Which lines of the listing below contain the word "ValuesForQuery"? Return them.

-- Opening Marker --

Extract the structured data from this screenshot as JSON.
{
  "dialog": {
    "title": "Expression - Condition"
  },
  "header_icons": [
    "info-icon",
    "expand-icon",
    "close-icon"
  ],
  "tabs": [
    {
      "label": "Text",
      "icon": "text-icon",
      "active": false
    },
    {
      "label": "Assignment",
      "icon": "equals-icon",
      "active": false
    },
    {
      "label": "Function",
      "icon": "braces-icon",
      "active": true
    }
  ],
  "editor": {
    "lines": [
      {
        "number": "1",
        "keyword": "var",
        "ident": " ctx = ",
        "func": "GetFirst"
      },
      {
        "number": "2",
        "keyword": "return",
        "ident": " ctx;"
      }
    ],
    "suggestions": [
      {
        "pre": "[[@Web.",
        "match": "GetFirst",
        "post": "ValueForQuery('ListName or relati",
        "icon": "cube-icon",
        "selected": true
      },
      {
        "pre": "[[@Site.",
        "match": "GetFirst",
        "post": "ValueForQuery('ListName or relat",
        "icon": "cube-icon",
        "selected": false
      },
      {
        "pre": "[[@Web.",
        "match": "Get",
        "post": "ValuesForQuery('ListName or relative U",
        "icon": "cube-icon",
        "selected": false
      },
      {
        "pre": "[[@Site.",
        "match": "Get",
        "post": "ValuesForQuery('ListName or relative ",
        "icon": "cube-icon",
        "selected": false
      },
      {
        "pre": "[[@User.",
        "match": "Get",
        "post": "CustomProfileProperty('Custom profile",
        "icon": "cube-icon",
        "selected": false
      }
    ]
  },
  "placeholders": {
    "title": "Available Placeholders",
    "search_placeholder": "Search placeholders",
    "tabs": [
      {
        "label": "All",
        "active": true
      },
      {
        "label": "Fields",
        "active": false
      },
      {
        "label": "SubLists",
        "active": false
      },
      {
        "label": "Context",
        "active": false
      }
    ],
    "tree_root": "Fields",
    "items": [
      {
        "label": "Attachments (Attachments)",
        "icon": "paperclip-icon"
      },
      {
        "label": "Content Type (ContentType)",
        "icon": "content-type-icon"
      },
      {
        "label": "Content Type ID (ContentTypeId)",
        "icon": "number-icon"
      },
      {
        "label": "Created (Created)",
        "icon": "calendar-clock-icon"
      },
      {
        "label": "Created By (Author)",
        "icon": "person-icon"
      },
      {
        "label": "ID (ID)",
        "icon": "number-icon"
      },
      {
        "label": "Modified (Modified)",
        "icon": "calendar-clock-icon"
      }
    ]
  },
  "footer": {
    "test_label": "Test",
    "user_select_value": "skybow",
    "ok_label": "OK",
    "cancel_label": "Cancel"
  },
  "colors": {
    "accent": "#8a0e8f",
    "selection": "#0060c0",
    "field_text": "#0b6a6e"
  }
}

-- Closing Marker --

• [Written reply]:
        "post": "ValuesForQuery('ListName or relative U",
        "post": "ValuesForQuery('ListName or relative ",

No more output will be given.